As is the case in similarly fragile and complex situations, political and military turmoil is coupled with a humanitarian crisis. The northern regions of Burkina Faso have, in fact, been experiencing chronic famine and endemic malnutrition, which donors and NGOs are still trying to address. However, the recent political and security crisis has considerably worsened the situation.
As of 2015, Burkina Faso (le pays des hommes intègres, as it is sometimes referred to) has attracted the interests of international donors and NGOs alike. As a peacebuilding consultant based in Ouagadougou, I have had the chance to witness four missions since November 2018, which aimed to measure the impact of the peacebuilding and humanitarian efforts of NGOs working in the country. It is worth noticing that the country has never seen this degree of violence in recent times, and the challenges that it is facing are unheard of before: historically, Burkina Faso has never experienced a large civil war or problems related to wide threats to national security. It is a rather peaceful country where a multitude of ethnic groups have always coexisted peacefully. From a conflict sensitivity standpoint, here are therefore some suggestions that humanitarian and peacebuilding actors should look into, if they do not want to repeat past mistakes:

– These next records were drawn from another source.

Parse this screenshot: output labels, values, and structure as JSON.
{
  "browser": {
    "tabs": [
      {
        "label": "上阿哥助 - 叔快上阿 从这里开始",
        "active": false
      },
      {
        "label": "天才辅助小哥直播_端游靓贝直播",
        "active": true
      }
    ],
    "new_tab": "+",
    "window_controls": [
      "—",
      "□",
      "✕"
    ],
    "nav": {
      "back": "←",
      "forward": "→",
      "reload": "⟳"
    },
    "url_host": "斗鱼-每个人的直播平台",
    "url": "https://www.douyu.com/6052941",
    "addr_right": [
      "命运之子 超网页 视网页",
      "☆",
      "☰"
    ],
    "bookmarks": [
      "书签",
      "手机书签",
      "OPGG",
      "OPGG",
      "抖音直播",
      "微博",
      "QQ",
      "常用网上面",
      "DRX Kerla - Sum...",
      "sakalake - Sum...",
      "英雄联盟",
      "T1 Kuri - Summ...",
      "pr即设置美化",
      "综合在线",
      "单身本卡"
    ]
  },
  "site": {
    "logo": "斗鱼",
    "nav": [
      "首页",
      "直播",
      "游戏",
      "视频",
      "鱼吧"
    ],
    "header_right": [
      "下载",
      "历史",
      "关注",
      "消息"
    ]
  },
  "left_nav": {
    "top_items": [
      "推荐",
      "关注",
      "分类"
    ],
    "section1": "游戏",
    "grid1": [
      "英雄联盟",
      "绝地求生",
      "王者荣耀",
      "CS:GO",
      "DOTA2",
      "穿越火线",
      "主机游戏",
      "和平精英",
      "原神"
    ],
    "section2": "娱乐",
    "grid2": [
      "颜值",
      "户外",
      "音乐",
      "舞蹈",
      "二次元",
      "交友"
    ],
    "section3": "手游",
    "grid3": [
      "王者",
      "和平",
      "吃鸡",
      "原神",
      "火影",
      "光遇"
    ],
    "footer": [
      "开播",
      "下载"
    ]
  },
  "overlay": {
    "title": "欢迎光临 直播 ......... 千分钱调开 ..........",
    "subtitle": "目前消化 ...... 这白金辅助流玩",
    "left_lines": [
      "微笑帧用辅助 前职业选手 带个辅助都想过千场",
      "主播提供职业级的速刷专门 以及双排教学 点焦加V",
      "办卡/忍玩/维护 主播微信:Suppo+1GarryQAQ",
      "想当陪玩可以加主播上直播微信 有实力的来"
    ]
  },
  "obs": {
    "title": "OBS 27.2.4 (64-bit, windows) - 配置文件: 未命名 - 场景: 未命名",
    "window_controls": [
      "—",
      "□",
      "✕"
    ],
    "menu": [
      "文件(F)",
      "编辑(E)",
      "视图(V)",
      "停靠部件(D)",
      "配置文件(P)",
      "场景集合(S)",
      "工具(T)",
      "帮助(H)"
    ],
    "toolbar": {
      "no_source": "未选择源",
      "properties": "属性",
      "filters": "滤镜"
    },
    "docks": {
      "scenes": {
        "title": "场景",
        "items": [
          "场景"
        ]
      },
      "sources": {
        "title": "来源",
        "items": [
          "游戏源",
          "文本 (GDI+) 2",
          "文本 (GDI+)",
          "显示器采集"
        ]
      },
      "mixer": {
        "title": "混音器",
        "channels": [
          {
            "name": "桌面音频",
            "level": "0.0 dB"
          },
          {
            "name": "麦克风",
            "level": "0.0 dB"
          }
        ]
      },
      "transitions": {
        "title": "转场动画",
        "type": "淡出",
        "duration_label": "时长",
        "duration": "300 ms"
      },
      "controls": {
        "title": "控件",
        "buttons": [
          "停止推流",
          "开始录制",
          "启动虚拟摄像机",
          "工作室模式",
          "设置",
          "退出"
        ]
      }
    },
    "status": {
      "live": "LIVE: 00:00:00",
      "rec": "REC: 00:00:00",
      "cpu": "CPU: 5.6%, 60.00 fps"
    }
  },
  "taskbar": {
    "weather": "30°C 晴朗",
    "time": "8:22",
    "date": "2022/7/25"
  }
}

Depart from conflict prevention or conflict mitigation approaches. The security situation prevailing in most of the country is dire, as violent episodes have been increasing at an alarming rate since at least 2015. In the last few months, these situations have spread insecurity to the Eastern regions and Southern borders, with Cote d’Ivoire, Benin, and Togo already not being safe at the time of writing. Therefore, it is not appropriate for humanitarian or peacebuilding actors to talk about prevention of conflict, unless some preventive action is undertaken in the South-West region, where the situation is still somewhat calm. Nor is it worth talking about mitigation (or reconciliation for that matter) at a grassroots level, as tension is at its highest peak, and communities affected by violence do not intend to engage in any kind of discussion at the moment.

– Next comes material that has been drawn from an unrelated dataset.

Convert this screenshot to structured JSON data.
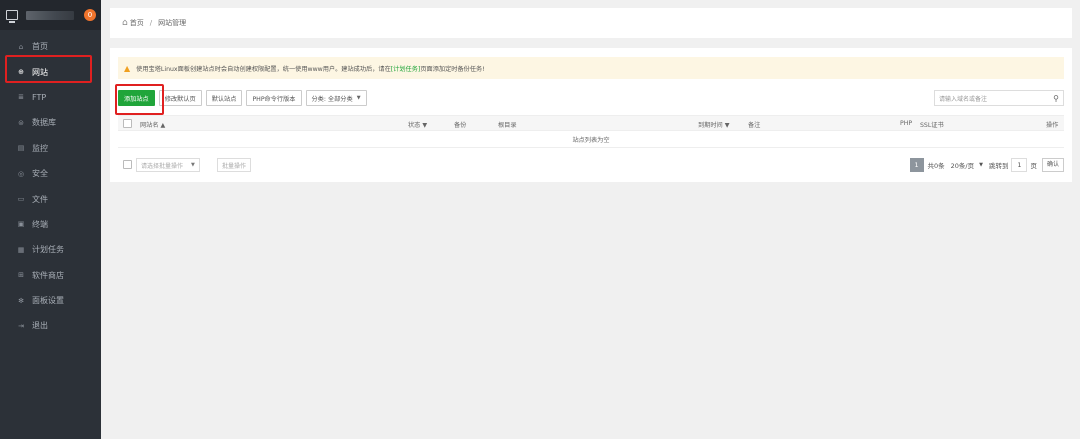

Observe, study and analyse before acting. Burkina Faso is a multi-faceted country, with very different socio-economic situations in every region. It is a rich, multi-ethnic context, with intricate relations both internally and within the West African region. An off-the-shelf approach taken from lessons learned somewhere else would simply be a recipe for disaster. Instead, aid agencies need to take some time to carry out research in the areas they want to target, to identify the best approach possible for their interventions. There also needs to be a preliminary testing of assumptions (or theory of changes), to ensure the most appropriate approach.
Constantly (re)assess your work. Coupled with the last point, a conflict-sensitive approach requires that agencies re-assess their work on a constant basis, draw lessons from these assessments, and act upon them. As previously said, the situation in the country is very fluid, as is always the case in a situation of conflict. In order to ensure that conflict dynamics are taken into account in their operations, both peacebuilding and humanitarian agencies need to put enough human and financial resources into conflict monitoring. For example, a theory of change could be valid at the beginning of an intervention, and then could lose its value six months later. Aid agencies should constantly monitor conflict dynamics and adapt their interventions accordingly, to ensure that they be conflict sensitive.
In conclusion, conflict-sensitive humanitarian aid and peacebuilding interventions in Burkina Faso have a unique opportunity to demonstrate their worth, but only if carried out with a conflict sensitive lens. Any other intervention that does not take conflict sensitivity into account would only perpetuate conflict dynamics and repeat past mistakes.
Alessandro Totoro, responsible for AP’s training activities, is an expert on conflict sensitivity based in Ouagadougou.